### WORK ITEM:
Give the listing again exactly, skipping any pictures it holds.

### GIVEN RECORDS:
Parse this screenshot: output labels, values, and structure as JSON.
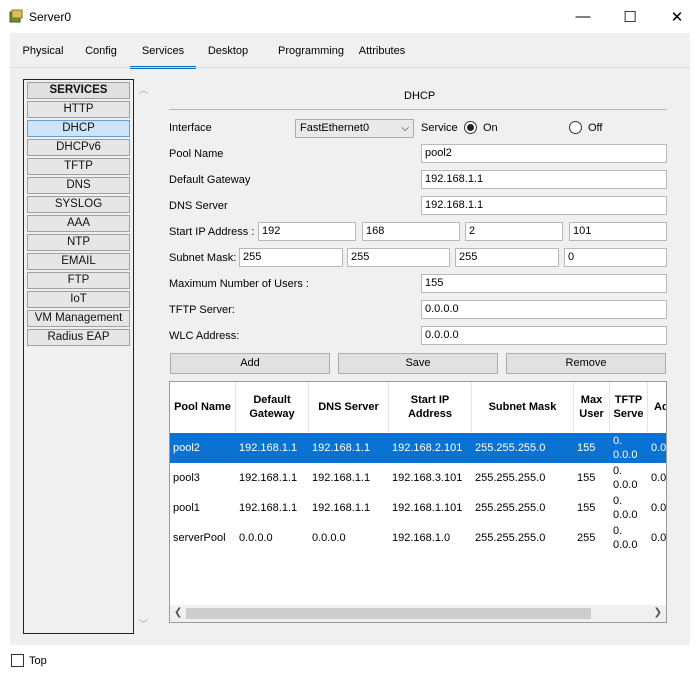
{
  "window": {
    "title": "Server0",
    "minimize_glyph": "—",
    "maximize_glyph": "☐",
    "close_glyph": "✕"
  },
  "tabs": [
    {
      "label": "Physical"
    },
    {
      "label": "Config"
    },
    {
      "label": "Services"
    },
    {
      "label": "Desktop"
    },
    {
      "label": "Programming"
    },
    {
      "label": "Attributes"
    }
  ],
  "active_tab": "Services",
  "services": {
    "header": "SERVICES",
    "items": [
      "HTTP",
      "DHCP",
      "DHCPv6",
      "TFTP",
      "DNS",
      "SYSLOG",
      "AAA",
      "NTP",
      "EMAIL",
      "FTP",
      "IoT",
      "VM Management",
      "Radius EAP"
    ],
    "selected": "DHCP"
  },
  "dhcp": {
    "title": "DHCP",
    "interface_label": "Interface",
    "interface_value": "FastEthernet0",
    "service_label": "Service",
    "on_label": "On",
    "off_label": "Off",
    "service_state": "On",
    "pool_name_label": "Pool Name",
    "pool_name_value": "pool2",
    "default_gateway_label": "Default Gateway",
    "default_gateway_value": "192.168.1.1",
    "dns_server_label": "DNS Server",
    "dns_server_value": "192.168.1.1",
    "start_ip_label": "Start IP Address :",
    "start_ip": [
      "192",
      "168",
      "2",
      "101"
    ],
    "subnet_mask_label": "Subnet Mask:",
    "subnet_mask": [
      "255",
      "255",
      "255",
      "0"
    ],
    "max_users_label": "Maximum Number of Users :",
    "max_users_value": "155",
    "tftp_server_label": "TFTP Server:",
    "tftp_server_value": "0.0.0.0",
    "wlc_address_label": "WLC Address:",
    "wlc_address_value": "0.0.0.0",
    "add_label": "Add",
    "save_label": "Save",
    "remove_label": "Remove"
  },
  "table": {
    "headers": [
      "Pool Name",
      "Default Gateway",
      "DNS Server",
      "Start IP Address",
      "Subnet Mask",
      "Max User",
      "TFTP Serve",
      "Ad"
    ],
    "rows": [
      {
        "pool": "pool2",
        "gateway": "192.168.1.1",
        "dns": "192.168.1.1",
        "start": "192.168.2.101",
        "mask": "255.255.255.0",
        "max": "155",
        "tftp": "0.\n0.0.0",
        "ad": "0.0"
      },
      {
        "pool": "pool3",
        "gateway": "192.168.1.1",
        "dns": "192.168.1.1",
        "start": "192.168.3.101",
        "mask": "255.255.255.0",
        "max": "155",
        "tftp": "0.\n0.0.0",
        "ad": "0.0"
      },
      {
        "pool": "pool1",
        "gateway": "192.168.1.1",
        "dns": "192.168.1.1",
        "start": "192.168.1.101",
        "mask": "255.255.255.0",
        "max": "155",
        "tftp": "0.\n0.0.0",
        "ad": "0.0"
      },
      {
        "pool": "serverPool",
        "gateway": "0.0.0.0",
        "dns": "0.0.0.0",
        "start": "192.168.1.0",
        "mask": "255.255.255.0",
        "max": "255",
        "tftp": "0.\n0.0.0",
        "ad": "0.0"
      }
    ],
    "selected_row": 0
  },
  "footer": {
    "top_label": "Top"
  },
  "colors": {
    "accent": "#0f6cbd",
    "selection": "#0a72d2"
  }
}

### RESPONSE TO THE EXERCISE:
Parse this screenshot: output labels, values, and structure as JSON.
{
  "window": {
    "title": "Server0",
    "minimize_glyph": "—",
    "maximize_glyph": "☐",
    "close_glyph": "✕"
  },
  "tabs": [
    {
      "label": "Physical"
    },
    {
      "label": "Config"
    },
    {
      "label": "Services"
    },
    {
      "label": "Desktop"
    },
    {
      "label": "Programming"
    },
    {
      "label": "Attributes"
    }
  ],
  "active_tab": "Services",
  "services": {
    "header": "SERVICES",
    "items": [
      "HTTP",
      "DHCP",
      "DHCPv6",
      "TFTP",
      "DNS",
      "SYSLOG",
      "AAA",
      "NTP",
      "EMAIL",
      "FTP",
      "IoT",
      "VM Management",
      "Radius EAP"
    ],
    "selected": "DHCP"
  },
  "dhcp": {
    "title": "DHCP",
    "interface_label": "Interface",
    "interface_value": "FastEthernet0",
    "service_label": "Service",
    "on_label": "On",
    "off_label": "Off",
    "service_state": "On",
    "pool_name_label": "Pool Name",
    "pool_name_value": "pool2",
    "default_gateway_label": "Default Gateway",
    "default_gateway_value": "192.168.1.1",
    "dns_server_label": "DNS Server",
    "dns_server_value": "192.168.1.1",
    "start_ip_label": "Start IP Address :",
    "start_ip": [
      "192",
      "168",
      "2",
      "101"
    ],
    "subnet_mask_label": "Subnet Mask:",
    "subnet_mask": [
      "255",
      "255",
      "255",
      "0"
    ],
    "max_users_label": "Maximum Number of Users :",
    "max_users_value": "155",
    "tftp_server_label": "TFTP Server:",
    "tftp_server_value": "0.0.0.0",
    "wlc_address_label": "WLC Address:",
    "wlc_address_value": "0.0.0.0",
    "add_label": "Add",
    "save_label": "Save",
    "remove_label": "Remove"
  },
  "table": {
    "headers": [
      "Pool Name",
      "Default Gateway",
      "DNS Server",
      "Start IP Address",
      "Subnet Mask",
      "Max User",
      "TFTP Serve",
      "Ad"
    ],
    "rows": [
      {
        "pool": "pool2",
        "gateway": "192.168.1.1",
        "dns": "192.168.1.1",
        "start": "192.168.2.101",
        "mask": "255.255.255.0",
        "max": "155",
        "tftp": "0.\n0.0.0",
        "ad": "0.0"
      },
      {
        "pool": "pool3",
        "gateway": "192.168.1.1",
        "dns": "192.168.1.1",
        "start": "192.168.3.101",
        "mask": "255.255.255.0",
        "max": "155",
        "tftp": "0.\n0.0.0",
        "ad": "0.0"
      },
      {
        "pool": "pool1",
        "gateway": "192.168.1.1",
        "dns": "192.168.1.1",
        "start": "192.168.1.101",
        "mask": "255.255.255.0",
        "max": "155",
        "tftp": "0.\n0.0.0",
        "ad": "0.0"
      },
      {
        "pool": "serverPool",
        "gateway": "0.0.0.0",
        "dns": "0.0.0.0",
        "start": "192.168.1.0",
        "mask": "255.255.255.0",
        "max": "255",
        "tftp": "0.\n0.0.0",
        "ad": "0.0"
      }
    ],
    "selected_row": 0
  },
  "footer": {
    "top_label": "Top"
  },
  "colors": {
    "accent": "#0f6cbd",
    "selection": "#0a72d2"
  }
}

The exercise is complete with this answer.